A cross between Michael Moore and Werner Herzog, Brügger tells us at the outset with tongue-in-cheek that Cold Case Hammarskjöld could either be “the world’s biggest murder mystery or the world’s most idiotic conspiracy theory” (though it may actually be a little of both). Separated into sections announced by yellow stickies plastered on the wall, Brügger dictates his story to two different Congolese secretaries who record it on a vintage typewriter. The two investigators initially discover from photographs that Hammarskjöld’s bloodied corpse had a playing card: The ace of spades, wedged into his collar, which someone tells them is the calling card of the CIA, but that is the last we hear about it.
Ludicrously, Brügger and Björkdahl attempt to dig up the wreckage of the plane with supplies that include two shovels, a metal detector, pith helmets (a symbol of 19th century Western imperialism), and two cigars, ostensibly to celebrate after completing the job, though Björkdahl claims that he does not smoke. Brügger undertakes the project “dressed all in white like some fair bride,” mimicking the appearance of a mysterious man from South Africa later deeply implicated in events. The diggers have to cut the enterprise short, however, because Brügger says that he feels nauseous but it soon dawns on us that we are being played.
The play turns deadly, however, when a man by the name of Keith Maxwell surfaces as the one who ordered Hammarskjöld’s plane to be shot down by a Belgian mercenary. When a video from South Africa’s post- Apartheid Truth and Reconciliation Commission is discovered, we hear about “Operation Celeste,” a nine-page memo detailing plans for executing Hammarskjöld that may or may not be legitimate. On the memo’s letterhead, however, is the name of the South African Institute of Maritime Research (SAIMR). Apparently, Maxwell (said by his wife to be insane) used the organization as a cover to carry out his clandestine mission.
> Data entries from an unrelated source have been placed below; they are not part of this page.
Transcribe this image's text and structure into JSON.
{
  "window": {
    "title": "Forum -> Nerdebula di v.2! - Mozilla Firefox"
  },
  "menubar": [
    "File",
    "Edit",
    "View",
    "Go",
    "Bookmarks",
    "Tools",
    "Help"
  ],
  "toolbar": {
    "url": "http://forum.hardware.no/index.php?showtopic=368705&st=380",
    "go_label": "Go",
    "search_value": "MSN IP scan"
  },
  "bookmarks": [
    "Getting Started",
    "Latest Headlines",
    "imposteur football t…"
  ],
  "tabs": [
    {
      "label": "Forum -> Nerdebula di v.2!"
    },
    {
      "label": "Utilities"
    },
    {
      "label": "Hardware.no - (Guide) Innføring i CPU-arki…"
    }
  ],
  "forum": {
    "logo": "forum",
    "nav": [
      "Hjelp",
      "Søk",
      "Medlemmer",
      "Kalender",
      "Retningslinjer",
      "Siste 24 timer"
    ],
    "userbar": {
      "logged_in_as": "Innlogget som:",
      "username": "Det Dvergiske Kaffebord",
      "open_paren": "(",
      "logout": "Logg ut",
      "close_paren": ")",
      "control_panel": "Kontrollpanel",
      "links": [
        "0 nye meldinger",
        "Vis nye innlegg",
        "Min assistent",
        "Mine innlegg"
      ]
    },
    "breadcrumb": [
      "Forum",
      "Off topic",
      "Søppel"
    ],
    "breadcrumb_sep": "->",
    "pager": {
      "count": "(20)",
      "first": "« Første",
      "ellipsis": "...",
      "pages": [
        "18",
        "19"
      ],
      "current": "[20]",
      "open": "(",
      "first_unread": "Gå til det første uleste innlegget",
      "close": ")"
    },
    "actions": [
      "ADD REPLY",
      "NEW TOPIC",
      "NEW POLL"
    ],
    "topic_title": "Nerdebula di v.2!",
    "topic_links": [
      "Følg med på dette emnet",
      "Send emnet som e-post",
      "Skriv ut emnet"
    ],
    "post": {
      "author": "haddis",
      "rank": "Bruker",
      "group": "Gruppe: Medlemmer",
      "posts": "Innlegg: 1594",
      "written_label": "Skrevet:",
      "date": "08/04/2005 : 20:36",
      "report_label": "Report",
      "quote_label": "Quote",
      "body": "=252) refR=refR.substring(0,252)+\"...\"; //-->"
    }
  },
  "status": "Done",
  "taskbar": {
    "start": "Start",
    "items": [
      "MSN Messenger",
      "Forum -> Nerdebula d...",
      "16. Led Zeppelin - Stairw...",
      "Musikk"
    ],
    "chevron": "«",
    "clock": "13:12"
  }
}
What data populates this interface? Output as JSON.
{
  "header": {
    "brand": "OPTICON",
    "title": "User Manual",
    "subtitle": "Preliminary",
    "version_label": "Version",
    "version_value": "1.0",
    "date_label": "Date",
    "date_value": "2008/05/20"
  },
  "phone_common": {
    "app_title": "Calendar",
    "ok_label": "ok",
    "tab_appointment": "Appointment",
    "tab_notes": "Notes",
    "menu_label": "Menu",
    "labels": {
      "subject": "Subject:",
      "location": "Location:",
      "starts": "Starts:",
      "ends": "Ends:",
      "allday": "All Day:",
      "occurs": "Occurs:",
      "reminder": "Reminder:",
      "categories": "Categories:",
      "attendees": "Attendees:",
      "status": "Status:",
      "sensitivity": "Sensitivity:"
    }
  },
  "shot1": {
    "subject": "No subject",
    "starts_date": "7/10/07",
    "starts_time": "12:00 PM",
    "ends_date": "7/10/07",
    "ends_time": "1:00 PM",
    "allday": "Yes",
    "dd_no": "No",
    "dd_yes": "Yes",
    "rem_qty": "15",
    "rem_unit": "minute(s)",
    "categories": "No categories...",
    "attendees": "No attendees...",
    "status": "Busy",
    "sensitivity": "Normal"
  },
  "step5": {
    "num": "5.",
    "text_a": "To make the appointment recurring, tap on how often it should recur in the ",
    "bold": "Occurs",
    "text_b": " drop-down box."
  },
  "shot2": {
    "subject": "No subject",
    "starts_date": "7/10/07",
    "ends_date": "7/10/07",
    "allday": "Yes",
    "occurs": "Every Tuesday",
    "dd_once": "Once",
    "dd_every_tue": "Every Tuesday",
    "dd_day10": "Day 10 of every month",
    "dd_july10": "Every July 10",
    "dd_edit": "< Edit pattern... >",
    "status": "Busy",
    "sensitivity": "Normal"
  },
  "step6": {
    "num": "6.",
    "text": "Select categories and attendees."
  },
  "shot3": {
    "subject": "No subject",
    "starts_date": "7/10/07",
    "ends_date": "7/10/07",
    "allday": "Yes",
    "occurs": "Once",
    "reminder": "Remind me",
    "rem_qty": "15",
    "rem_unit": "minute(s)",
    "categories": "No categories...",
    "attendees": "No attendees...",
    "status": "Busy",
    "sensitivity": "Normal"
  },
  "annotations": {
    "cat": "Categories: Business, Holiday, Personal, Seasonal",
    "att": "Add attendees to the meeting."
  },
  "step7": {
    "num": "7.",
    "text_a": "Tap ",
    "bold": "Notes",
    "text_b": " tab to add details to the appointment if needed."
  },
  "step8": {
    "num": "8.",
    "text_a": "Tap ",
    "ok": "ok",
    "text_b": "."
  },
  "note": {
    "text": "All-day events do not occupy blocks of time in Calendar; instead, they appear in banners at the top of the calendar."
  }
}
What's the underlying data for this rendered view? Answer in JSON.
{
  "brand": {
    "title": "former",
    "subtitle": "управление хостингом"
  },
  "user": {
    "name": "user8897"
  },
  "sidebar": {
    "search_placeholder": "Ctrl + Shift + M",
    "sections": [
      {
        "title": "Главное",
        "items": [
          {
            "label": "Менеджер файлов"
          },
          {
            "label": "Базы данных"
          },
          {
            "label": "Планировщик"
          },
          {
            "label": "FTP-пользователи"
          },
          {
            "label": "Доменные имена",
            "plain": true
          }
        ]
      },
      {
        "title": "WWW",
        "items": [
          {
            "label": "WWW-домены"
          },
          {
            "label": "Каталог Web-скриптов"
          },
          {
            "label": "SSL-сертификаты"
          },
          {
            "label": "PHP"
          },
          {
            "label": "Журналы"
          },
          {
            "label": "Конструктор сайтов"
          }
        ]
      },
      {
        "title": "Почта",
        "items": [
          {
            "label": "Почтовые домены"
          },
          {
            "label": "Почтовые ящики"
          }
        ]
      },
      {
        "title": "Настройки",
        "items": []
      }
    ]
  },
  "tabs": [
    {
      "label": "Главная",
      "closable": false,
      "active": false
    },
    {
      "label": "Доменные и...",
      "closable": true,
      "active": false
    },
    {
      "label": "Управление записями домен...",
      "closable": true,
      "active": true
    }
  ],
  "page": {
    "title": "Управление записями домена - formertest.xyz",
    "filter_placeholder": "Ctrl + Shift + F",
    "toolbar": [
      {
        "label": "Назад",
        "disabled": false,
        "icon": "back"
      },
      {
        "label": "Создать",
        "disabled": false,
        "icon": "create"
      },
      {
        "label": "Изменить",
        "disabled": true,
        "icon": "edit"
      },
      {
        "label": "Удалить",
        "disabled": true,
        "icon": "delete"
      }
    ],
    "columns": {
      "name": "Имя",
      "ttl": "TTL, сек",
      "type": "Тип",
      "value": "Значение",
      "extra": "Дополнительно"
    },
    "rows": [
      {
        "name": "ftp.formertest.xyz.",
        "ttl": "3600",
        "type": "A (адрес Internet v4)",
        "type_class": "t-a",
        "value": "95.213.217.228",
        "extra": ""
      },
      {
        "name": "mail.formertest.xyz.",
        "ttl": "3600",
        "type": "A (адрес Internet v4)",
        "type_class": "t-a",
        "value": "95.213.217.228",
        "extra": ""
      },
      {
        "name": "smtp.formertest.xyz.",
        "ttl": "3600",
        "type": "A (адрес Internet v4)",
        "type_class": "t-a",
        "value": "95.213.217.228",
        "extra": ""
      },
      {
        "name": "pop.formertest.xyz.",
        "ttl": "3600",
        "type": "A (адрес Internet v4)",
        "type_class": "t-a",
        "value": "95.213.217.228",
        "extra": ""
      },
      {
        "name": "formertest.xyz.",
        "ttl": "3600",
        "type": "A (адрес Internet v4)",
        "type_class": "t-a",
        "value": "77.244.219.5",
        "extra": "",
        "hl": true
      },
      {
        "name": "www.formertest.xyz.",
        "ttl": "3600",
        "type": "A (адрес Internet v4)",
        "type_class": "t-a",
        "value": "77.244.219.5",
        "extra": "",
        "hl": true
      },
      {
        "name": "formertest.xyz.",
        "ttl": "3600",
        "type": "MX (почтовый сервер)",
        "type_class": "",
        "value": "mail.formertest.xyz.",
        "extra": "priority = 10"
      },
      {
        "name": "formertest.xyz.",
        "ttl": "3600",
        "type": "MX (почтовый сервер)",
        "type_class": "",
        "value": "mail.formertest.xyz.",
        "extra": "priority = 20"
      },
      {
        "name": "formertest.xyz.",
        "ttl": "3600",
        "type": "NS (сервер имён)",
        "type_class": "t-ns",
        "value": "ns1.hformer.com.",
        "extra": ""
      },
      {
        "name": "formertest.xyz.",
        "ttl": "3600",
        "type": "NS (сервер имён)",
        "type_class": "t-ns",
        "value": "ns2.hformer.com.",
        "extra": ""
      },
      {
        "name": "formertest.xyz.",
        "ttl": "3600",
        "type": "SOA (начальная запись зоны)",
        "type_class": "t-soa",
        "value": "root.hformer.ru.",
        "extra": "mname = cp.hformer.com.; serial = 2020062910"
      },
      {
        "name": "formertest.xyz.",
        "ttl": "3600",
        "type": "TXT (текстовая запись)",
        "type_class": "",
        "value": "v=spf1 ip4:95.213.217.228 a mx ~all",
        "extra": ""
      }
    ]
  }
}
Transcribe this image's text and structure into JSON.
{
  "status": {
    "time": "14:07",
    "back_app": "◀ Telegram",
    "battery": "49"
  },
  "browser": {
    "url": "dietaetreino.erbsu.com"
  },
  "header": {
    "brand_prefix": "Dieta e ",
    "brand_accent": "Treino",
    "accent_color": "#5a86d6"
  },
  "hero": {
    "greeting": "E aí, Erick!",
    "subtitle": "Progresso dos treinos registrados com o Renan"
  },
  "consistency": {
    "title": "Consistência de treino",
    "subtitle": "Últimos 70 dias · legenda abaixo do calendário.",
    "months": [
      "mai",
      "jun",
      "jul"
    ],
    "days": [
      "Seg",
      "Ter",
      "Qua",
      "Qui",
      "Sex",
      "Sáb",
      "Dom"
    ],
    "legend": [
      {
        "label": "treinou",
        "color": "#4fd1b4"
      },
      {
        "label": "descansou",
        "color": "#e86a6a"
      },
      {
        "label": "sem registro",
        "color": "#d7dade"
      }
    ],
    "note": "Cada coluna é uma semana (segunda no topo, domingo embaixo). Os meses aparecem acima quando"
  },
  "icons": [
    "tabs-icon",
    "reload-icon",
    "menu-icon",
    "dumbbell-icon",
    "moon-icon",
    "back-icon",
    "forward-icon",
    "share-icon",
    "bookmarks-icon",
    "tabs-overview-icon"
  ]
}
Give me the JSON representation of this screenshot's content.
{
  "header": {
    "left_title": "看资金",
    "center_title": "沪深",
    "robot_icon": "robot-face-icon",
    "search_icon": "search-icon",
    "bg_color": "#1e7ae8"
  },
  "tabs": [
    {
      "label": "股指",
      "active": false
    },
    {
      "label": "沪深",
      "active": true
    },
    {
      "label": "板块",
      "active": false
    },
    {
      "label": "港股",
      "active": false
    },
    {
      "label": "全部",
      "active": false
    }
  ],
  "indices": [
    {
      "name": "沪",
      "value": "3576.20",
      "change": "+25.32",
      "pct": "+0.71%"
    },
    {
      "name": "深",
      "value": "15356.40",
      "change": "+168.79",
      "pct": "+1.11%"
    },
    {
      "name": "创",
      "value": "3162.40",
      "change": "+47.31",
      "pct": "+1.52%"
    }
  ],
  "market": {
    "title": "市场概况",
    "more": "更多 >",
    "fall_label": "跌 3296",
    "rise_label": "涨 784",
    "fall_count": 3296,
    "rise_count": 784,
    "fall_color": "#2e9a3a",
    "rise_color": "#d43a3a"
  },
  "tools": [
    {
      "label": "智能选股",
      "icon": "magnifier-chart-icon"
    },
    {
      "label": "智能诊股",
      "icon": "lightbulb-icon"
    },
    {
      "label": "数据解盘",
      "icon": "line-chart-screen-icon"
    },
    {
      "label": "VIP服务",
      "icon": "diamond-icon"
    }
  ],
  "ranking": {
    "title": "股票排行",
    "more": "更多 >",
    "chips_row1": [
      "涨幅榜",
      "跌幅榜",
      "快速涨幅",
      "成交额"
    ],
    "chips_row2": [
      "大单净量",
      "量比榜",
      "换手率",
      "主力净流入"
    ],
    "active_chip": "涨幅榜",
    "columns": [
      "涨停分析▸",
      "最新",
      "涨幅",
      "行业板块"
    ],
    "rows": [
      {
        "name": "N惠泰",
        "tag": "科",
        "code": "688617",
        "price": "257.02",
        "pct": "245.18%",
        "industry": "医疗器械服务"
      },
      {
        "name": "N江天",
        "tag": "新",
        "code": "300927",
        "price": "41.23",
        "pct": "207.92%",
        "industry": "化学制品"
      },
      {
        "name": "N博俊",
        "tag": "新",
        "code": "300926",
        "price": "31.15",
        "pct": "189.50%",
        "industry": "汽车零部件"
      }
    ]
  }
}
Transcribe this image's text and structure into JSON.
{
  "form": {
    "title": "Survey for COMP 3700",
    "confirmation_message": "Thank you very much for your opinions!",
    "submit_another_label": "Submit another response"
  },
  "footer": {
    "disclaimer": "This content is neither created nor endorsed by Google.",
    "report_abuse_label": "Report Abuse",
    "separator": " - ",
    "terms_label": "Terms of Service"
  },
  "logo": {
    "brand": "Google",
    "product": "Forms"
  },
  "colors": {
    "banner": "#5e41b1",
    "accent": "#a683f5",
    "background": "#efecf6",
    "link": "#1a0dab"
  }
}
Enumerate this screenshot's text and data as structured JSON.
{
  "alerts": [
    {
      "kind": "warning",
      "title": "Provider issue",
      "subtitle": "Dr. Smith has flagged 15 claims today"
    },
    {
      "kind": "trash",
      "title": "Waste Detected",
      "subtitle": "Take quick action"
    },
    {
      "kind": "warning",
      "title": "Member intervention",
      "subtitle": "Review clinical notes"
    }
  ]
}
During a period of six years, Brügger and Björkdahl interview former members of SAIMR to little benefit, but are eventually rewarded when they locate a surprisingly talkative witness, Alexander Jones, who claims that SAIMR was a mercenary group supported by the CIA and Britain’s MI6. The story becomes even more chilling when Jones tells the investigators (without any evidence other than his word) that the goal of SAIMR was to eradicate black people in Africa by injecting them with the HIV virus. Though, in a New York Times article by Matt Apuzzo from January 27, 2019, we are told by scientists that this was not possible, the fact that some thought it was desirable is in itself deplorable.
In 2015, the UN reopened the Hammarskjöld investigation and a United Nations panel concluded that there was “persuasive evidence that Hammarskjöld’s aircraft was subjected to some form of attack or threat.” Given what we know about Western involvement in regime change such as the overthrow of Socialist President Miguel Allendé of Chile, Mohammed Mossadegh in Iran, and Jacobo Árbenz in Guatemala, Cold Case Hammarskjöld raises serious doubts about the official story. In discussing the film, Brügger said, “I want the audience to feel: I’ve never seen anything like this before!” My feelings exactly.
Original Language en
Runtime 2 hr 8 min (128 min), 1 hr 59 min (119 min) (U.S. theatrical) (USA), 2 hr 15 min (135 min) (TV Series)
Rated Not Rated
Genre Documentary, History
Director Mads Brügger
Writer Mads Brügger
Actors Mads Brügger, Clarinah Mfengu, Saphir Wenzi Mabanza
Country Denmark, Norway, Sweden, Belgium, United Kingdom, Germany
Awards 9 wins & 22 nominations
Production Company N/A
Sound Mix N/A
Aspect Ratio 1.33 : 1 (some scenes), 1.78 : 1
Film Length N/A
Negative Format N/A
Cinematographic Process N/A
Printed Film Format N/A